We listened to two group pieces:  one about the music industry and the influence of money called ‘Boom Boom Cat’ and one called ‘We are North Star’ about the student body of Lincoln North Star and their talents and dreams.

We heard several individual slam pieces on a variety of topics:  the Treyvon Martin shooting, a love poem to a mom, and the class favorite ‘The New Sexy’ about how being intelligent is the best way to get a date.  The references to Star Trek, Lord of the Rings and Klingon really drew the class in and got some laughs.

On January 20th some of these area  poets will join us in Writer’s Workshop and walk us through the writing process for poetry and perhaps help us think about putting our writing on its feet as well.

In early February we hope for a visit from the Nebraska Writer’s Collective to take our writing just a bit further.

I find myself wanting to write in verse these days and my personal blog has become a bit more poetic.  My inspiration?  Why, my students of course!

Do you QR?

Do You?  Do you know what QR means or what a QR code is?

I have to admit that I didn’t understand these odd little squares for a long time.  They were popping up all over town and I had no idea why!  ( Here I must confess that my cell phone and I live in the dark ages of cellular technology)  Therefore I didn’t have access to using QR codes until I got an iPad.

Still, I thought, no biggie and in fact, perhaps, annoying.

But see, I teach kids. And kids love Apps and tech and QR codes.  New stuff and new ways.

So I have introduced or will be introducing QR codes and RED LASER App as a way to get students started on bell work and test review.

This involves me learning other technologies because the QR code has to lead them somewhere cool and new.

Right now we will be QR’ing (a new verb?) our way to:

Quizlet, our classblog, specific student blogs, spark notes quizzes, grammarly and my favorite- Smithsonian exhibits and quests!
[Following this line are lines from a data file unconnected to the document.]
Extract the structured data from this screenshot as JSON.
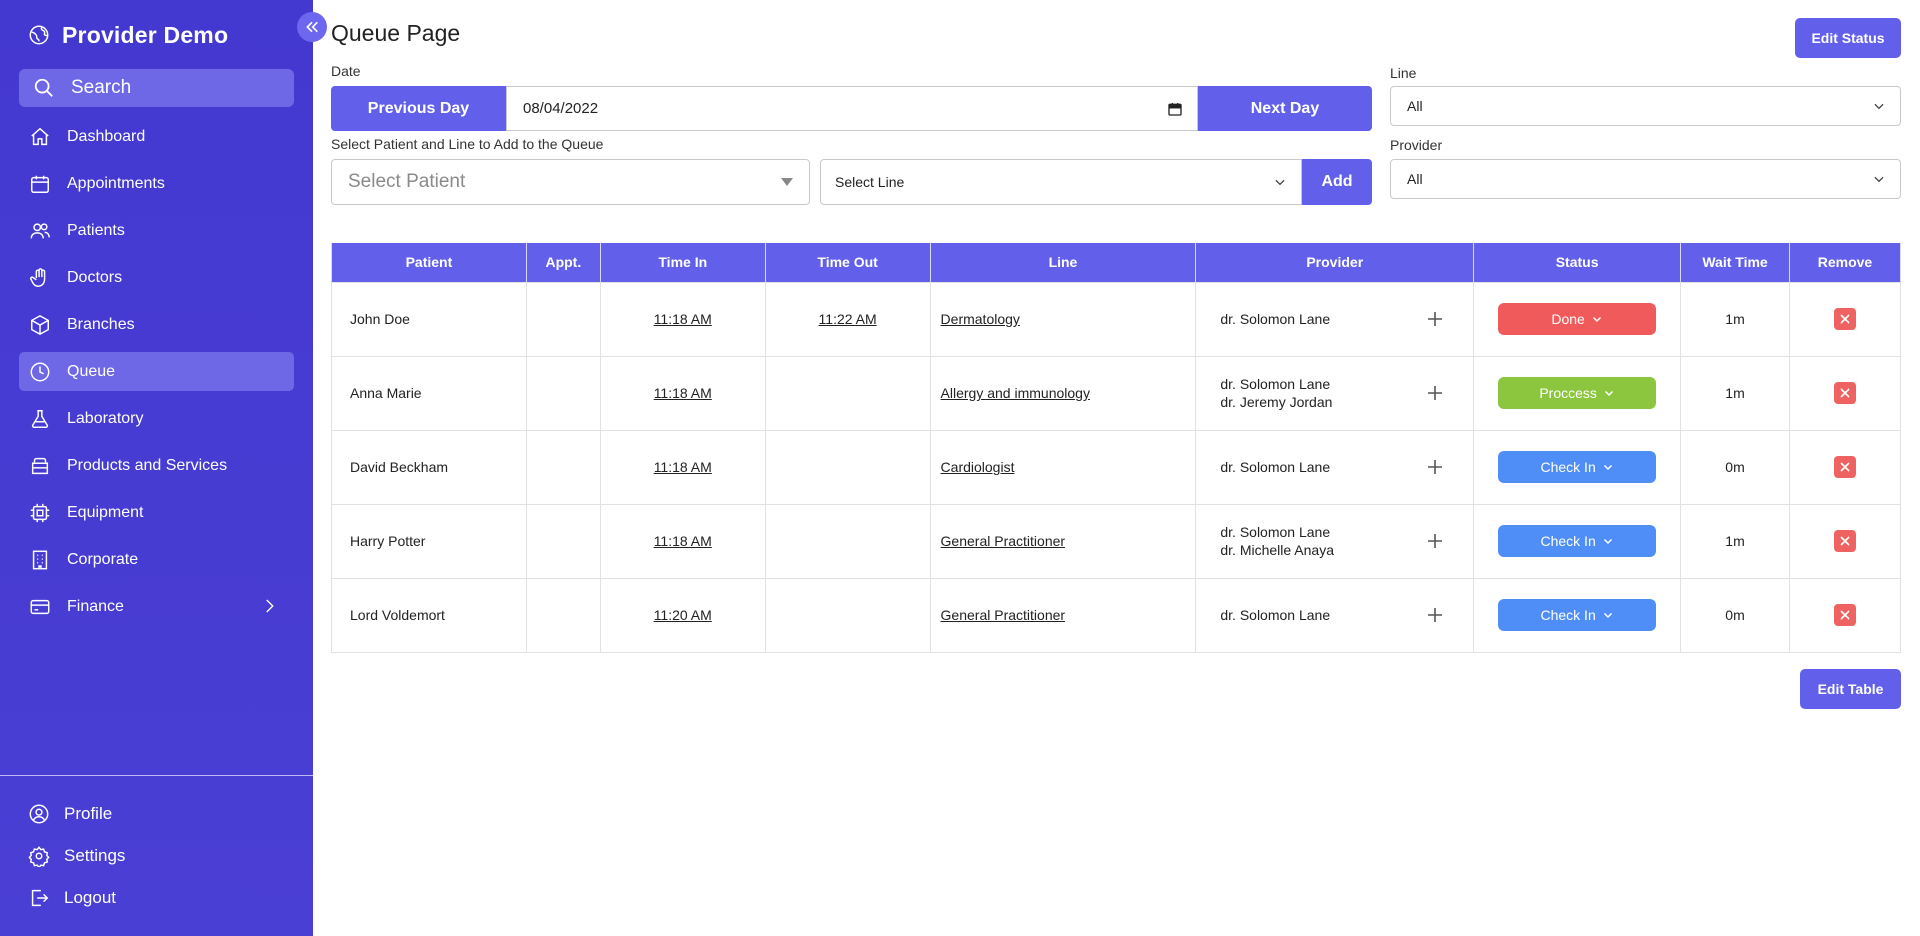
{
  "app": {
    "title": "Provider Demo"
  },
  "sidebar": {
    "search_label": "Search",
    "items": [
      {
        "label": "Dashboard",
        "icon": "home-icon"
      },
      {
        "label": "Appointments",
        "icon": "calendar-icon"
      },
      {
        "label": "Patients",
        "icon": "users-icon"
      },
      {
        "label": "Doctors",
        "icon": "hand-icon"
      },
      {
        "label": "Branches",
        "icon": "cube-icon"
      },
      {
        "label": "Queue",
        "icon": "clock-icon",
        "active": true
      },
      {
        "label": "Laboratory",
        "icon": "flask-icon"
      },
      {
        "label": "Products and Services",
        "icon": "box-icon"
      },
      {
        "label": "Equipment",
        "icon": "chip-icon"
      },
      {
        "label": "Corporate",
        "icon": "building-icon"
      },
      {
        "label": "Finance",
        "icon": "card-icon"
      }
    ],
    "bottom": [
      {
        "label": "Profile",
        "icon": "user-circle-icon"
      },
      {
        "label": "Settings",
        "icon": "gear-icon"
      },
      {
        "label": "Logout",
        "icon": "logout-icon"
      }
    ]
  },
  "main": {
    "title": "Queue Page",
    "edit_status_label": "Edit Status",
    "date_label": "Date",
    "prev_day_label": "Previous Day",
    "date_value": "08/04/2022",
    "next_day_label": "Next Day",
    "add_label_text": "Select Patient and Line to Add to the Queue",
    "select_patient_placeholder": "Select Patient",
    "select_line_value": "Select Line",
    "add_button": "Add",
    "line_label": "Line",
    "line_value": "All",
    "provider_label": "Provider",
    "provider_value": "All",
    "edit_table_label": "Edit Table"
  },
  "table": {
    "headers": [
      "Patient",
      "Appt.",
      "Time In",
      "Time Out",
      "Line",
      "Provider",
      "Status",
      "Wait Time",
      "Remove"
    ],
    "rows": [
      {
        "patient": "John Doe",
        "appt": "",
        "time_in": "11:18 AM",
        "time_out": "11:22 AM",
        "line": "Dermatology",
        "provider1": "dr. Solomon Lane",
        "provider2": "",
        "status": "Done",
        "wait": "1m"
      },
      {
        "patient": "Anna Marie",
        "appt": "",
        "time_in": "11:18 AM",
        "time_out": "",
        "line": "Allergy and immunology",
        "provider1": "dr. Solomon Lane",
        "provider2": "dr. Jeremy Jordan",
        "status": "Proccess",
        "wait": "1m"
      },
      {
        "patient": "David Beckham",
        "appt": "",
        "time_in": "11:18 AM",
        "time_out": "",
        "line": "Cardiologist",
        "provider1": "dr. Solomon Lane",
        "provider2": "",
        "status": "Check In",
        "wait": "0m"
      },
      {
        "patient": "Harry Potter",
        "appt": "",
        "time_in": "11:18 AM",
        "time_out": "",
        "line": "General Practitioner",
        "provider1": "dr. Solomon Lane",
        "provider2": "dr. Michelle Anaya",
        "status": "Check In",
        "wait": "1m"
      },
      {
        "patient": "Lord Voldemort",
        "appt": "",
        "time_in": "11:20 AM",
        "time_out": "",
        "line": "General Practitioner",
        "provider1": "dr. Solomon Lane",
        "provider2": "",
        "status": "Check In",
        "wait": "0m"
      }
    ]
  },
  "colors": {
    "sidebar": "#4338ca",
    "primary": "#6260eb",
    "status_done": "#f05a5a",
    "status_process": "#8cc63f",
    "status_checkin": "#4f8ef7",
    "remove": "#ef6262"
  }
}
Be sure to check out our blogs so that you too can know where we have been in the QR code world.

Also- I can send you an email with the QR code in it and you can scan to see where we went each day.  Just let me know!

Happy Scanning!